“One final note. You’re starting to discover an issue that ebook retailers have been averting their eyes from. In the near future, ebook buyers are going to become upset when they realize that ebooks have a major headache, they’re scattered across two or more apps and most people have trouble remembering which book is where. Settling on one app is a poor answer. That app may not have the features you want or access to an ebook you want. It’s a bit like having several apartments and never being able to remember which has the shelves with a particular book you’re looking for.”
His comment made me think. Is this a real issue, or do readers just not care? Do they not worry about multiple reading apps, or do they just buy from one retailer? I decided to throw the question out on KindleKorner . I’ve been a member of the group for several years now, and I’ve found them to be a good cross-section of the e-reading public. There’s a mix of techies, technophobes and technophiles. I thought their opinions would give an indication of the thoughts of the e-reading public in general.
Here were some of their comments:
“If ebooks do go totally mainstream, where there are more readers of ebooks than DTBs, I am sure there will be tons of ways to organize them. Just look at how many apps there are for iPhones and Android phones, and Windows phones and whatever comes along next. I guess what I am trying to say is that people are resourceful. Just because one person doesn’t see an easy way to do it doesn’t mean that 1,000 others don’t see it as simple.”
“Reading on multiple devices is not an issue for me. I was reading on a
Kindle, Nook, and Kobo, but I bought an iPad Mini and installed the
Kindle, Nook, Books on Board, and Kobo apps. I buy books where they are
the cheapest, and more often than not read on the iPad.”
“I simply buy from Amazon. They have hundreds of books I would like to read, but will never finish in this lifetime. If there is a book I can’t live without, I can go to the library and take the book home, or buy the book from someone who sells it. 90% of my reading is done on my Kindle, and Amazon works for me.”
“I can barely read the books available on Amazon, much less go to another source for more! The only time I get an electronic book that’s not on Kindle is usually for a review or a freebie promotion from an author friend. Then I ask for a pdf version, and send the email to Amazon to convert it to kindle. I love Kindle!”
“I also get my ebooks from Amazon and read on my Kindle Keyboard. I may look
at publishers’ websites, but when I buy I just find it easier to buy from Amazon.”
“I buy almost exclusively on Amazon, too, for the Kindle. As far as I know,
the Kindle is the only ereader with TTS, (except for the iPhone and iPad),
and Amazon has a significantly larger and more extensive collection.”
“I just don’t buy books from sources I can’t remove the DRM from—in practice, this is just iTunes. Everything else gets DRM removed and stored in Calibre, where I can convert it to read on my Kindle (or anywhere else I might care to). In practice the large majority of my reading material is not bought at all, but published freely on sites such as fanfiction.net. The non-Amazon places I buy books from generally provide multiple formats for each title (O’Reilly, Baen).”
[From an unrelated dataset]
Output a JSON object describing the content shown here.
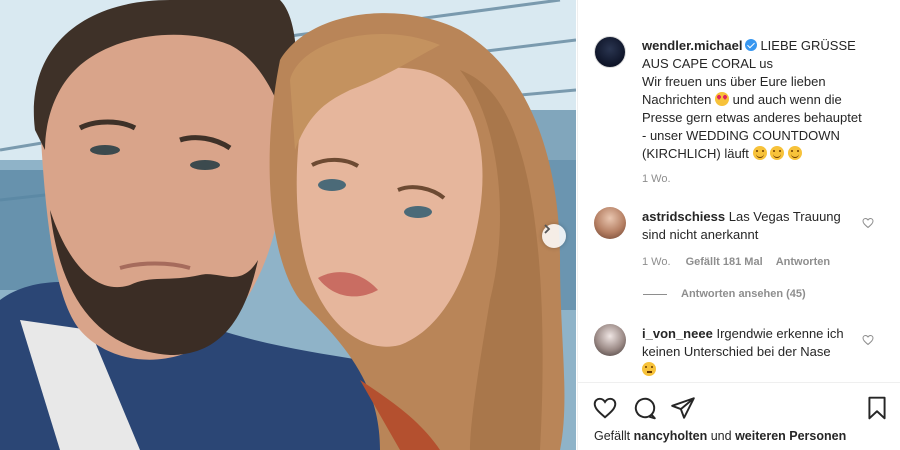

The response that seemed closest in agreement with Perry was this one, from Becca:
“This problem is why I use Calibre and the Apprentice Alf plugins, so I can have every book I buy in one format (Kindle), so I don’t have to remember which app opens which book. I can’t imagine anything more annoying.”
So I think Carl’s answer of, “I guess what I am trying to say is that people are resourceful,” is spot on. Many of the responders above have been reading e-books long enough to amass libraries in the thousands. If they haven’t seen it to be a problem, my theory right now is that this isn’t going to be a problem in the near future.
Thanks to all the folks on KindleKorner who contributed quotes!
Any of our readers have an opinion?